At 1,163 km it is the longest exterior land border of the European Union (the total length of Poland’s national borders is 3,511 km). By geographical area, Poland is the ninth largest country in Europe, and the sixth largest in the European Union as a whole, with a surface area of 312,679 km2. Its neighbouring countries are Germany to the west, the Czech Republic and Slovakia to the south, Ukraine and Belarus to the east, and Lithuania and the Russian province of Kaliningrad to the northeast.
Poland belongs to the Central European time zone, GMT + 1 hour, except for between March and October when it switches to daylight saving time.
Generally, Poland is an unbroken plain stretching from the Baltic Sea in the north to the Carpathian Mountains in the south. Although the average elevation is just 173 m above sea level, with only 3% of Polish territory along the southern border averaging at higher than 500 m, the landscape is relatively diversified with terrain variations generally running in bands from east to west. Poland is traditionally divided into five geographical zones.
The Baltic coastal plains are a low-lying region, which form Poland’s mostly smooth coastline and northern border. It provides many kilometres of sandy beaches, complete with coastal lakes, sand dunes and cliffs.
To the north of the central lowlands, the lake region includes the only primeval forests remaining in Europe. Glacial action in this region formed many lakes and low hills over many centuries. In fact, there’s no other region in Europe outside Finland where so many post-glacial lakes can be found. Small lakes dot the entire northern half of Poland, and the glacial formations that characterise the lake region extend as much as 200 km inland in western Poland.
The largest zone, the central lowlands, is a narrow band in the west which expands to the north and south as it extends eastward. The terrain is relatively flat, cut by several major rivers, including the Oder (Odra), which constitutes Poland’s natural border with Germany in the west, and the Vistula (Wisla) in the centre, which at 1,047 km is the country’s longest river.
To the south are the Malopolska uplands that connect the ranges in south-central Poland – the Sudeten and Carpathian Mountains. The highest peak in the Sudetes is Śnieżka (1,602 m). The Carpathians Mountains in Poland are the highest and most picturesque mountains in the country, with Poland’s highest mountain peak being Rysy (2,499 m) in the Polish Tatras.
Poland has a moderate climate with relatively cold winters from December to March.

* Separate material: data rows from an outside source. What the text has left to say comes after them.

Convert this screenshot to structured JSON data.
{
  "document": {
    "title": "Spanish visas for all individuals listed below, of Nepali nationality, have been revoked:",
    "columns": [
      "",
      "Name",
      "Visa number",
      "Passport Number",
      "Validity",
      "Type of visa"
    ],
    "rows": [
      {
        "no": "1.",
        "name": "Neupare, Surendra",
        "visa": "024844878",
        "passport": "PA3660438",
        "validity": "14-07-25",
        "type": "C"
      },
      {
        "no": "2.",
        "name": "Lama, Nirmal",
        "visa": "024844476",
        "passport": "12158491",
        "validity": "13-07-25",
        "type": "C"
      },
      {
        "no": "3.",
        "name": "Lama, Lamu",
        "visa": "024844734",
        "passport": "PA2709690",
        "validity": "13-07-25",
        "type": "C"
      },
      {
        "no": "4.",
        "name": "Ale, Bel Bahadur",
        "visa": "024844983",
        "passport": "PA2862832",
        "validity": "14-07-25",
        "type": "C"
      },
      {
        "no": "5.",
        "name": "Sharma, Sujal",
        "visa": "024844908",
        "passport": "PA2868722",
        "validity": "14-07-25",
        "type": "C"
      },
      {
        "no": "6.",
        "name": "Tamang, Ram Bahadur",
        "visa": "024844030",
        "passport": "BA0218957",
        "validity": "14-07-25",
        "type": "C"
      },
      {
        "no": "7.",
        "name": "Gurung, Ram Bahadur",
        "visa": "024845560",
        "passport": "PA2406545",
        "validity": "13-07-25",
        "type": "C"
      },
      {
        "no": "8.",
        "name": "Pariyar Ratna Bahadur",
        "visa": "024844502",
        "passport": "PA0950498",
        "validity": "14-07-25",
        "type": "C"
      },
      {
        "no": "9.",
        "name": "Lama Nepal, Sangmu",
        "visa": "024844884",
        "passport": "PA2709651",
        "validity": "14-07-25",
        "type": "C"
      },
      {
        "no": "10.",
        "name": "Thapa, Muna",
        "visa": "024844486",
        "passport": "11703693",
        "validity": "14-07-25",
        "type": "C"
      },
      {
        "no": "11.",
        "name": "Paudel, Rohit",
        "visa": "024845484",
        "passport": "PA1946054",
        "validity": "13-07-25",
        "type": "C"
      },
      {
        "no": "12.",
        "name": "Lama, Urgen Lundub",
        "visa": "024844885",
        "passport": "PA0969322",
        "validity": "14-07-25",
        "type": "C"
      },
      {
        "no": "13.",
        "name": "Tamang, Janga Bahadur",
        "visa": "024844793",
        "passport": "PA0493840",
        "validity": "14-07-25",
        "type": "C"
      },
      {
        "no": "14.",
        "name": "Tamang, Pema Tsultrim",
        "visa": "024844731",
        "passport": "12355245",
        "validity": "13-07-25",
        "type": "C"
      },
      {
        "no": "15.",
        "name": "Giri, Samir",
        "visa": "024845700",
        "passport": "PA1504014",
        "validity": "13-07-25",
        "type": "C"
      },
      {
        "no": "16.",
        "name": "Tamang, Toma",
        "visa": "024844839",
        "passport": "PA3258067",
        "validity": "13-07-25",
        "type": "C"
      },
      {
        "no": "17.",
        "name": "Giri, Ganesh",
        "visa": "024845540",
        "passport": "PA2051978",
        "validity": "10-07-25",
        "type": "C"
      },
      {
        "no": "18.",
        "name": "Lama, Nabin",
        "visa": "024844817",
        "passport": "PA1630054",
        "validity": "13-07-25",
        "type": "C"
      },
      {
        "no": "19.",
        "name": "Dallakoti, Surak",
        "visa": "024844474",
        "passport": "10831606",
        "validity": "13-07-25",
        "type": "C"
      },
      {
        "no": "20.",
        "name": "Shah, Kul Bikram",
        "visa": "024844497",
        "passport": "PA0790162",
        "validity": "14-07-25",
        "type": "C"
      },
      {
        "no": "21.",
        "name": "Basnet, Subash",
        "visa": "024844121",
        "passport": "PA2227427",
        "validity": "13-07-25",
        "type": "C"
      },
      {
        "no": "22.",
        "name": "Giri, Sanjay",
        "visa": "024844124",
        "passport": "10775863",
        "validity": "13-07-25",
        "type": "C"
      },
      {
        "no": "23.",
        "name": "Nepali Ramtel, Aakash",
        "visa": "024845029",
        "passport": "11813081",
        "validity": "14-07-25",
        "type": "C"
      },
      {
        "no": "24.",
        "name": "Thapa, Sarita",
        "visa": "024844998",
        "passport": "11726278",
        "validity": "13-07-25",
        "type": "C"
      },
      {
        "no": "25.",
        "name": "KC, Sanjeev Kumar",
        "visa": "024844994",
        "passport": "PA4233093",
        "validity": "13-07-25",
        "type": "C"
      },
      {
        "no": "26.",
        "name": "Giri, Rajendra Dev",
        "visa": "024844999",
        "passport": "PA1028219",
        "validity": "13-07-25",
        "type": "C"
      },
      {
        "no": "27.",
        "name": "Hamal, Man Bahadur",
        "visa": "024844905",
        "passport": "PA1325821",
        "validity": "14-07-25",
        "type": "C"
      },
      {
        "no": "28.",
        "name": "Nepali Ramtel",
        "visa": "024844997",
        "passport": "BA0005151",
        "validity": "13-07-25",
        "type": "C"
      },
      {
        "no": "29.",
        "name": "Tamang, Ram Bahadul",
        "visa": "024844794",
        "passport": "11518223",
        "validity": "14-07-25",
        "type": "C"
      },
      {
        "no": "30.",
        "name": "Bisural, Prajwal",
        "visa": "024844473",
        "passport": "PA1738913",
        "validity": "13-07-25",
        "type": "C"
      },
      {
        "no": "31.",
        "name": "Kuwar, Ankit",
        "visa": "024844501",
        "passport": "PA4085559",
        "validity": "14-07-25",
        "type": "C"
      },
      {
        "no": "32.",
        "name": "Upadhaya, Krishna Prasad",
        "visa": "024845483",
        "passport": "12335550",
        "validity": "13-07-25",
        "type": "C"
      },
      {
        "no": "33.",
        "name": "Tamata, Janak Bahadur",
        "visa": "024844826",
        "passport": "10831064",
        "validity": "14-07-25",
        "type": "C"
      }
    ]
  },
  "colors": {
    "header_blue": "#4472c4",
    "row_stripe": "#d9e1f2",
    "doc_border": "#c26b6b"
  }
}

January temperatures average -1°C (30°F) to -5°C (23°F), but in the mountain valleys they may drop as low as -20°C (-4°F). Summers, which extend from June to August, are usually warm, sunny and less humid than winter.
July and August average temperatures range from 16.5°C (62°F) to 19°C (65°F), though some days the temperature can easily reach even 35°C (95°F). The average annual rainfall for the whole country is 600 mm a year, although isolated mountain locations may receive as much as 1,300 mm a year.
Source: Polish Investment and Trade Agnecy, Investor's Guide - Poland: How to do business 2016.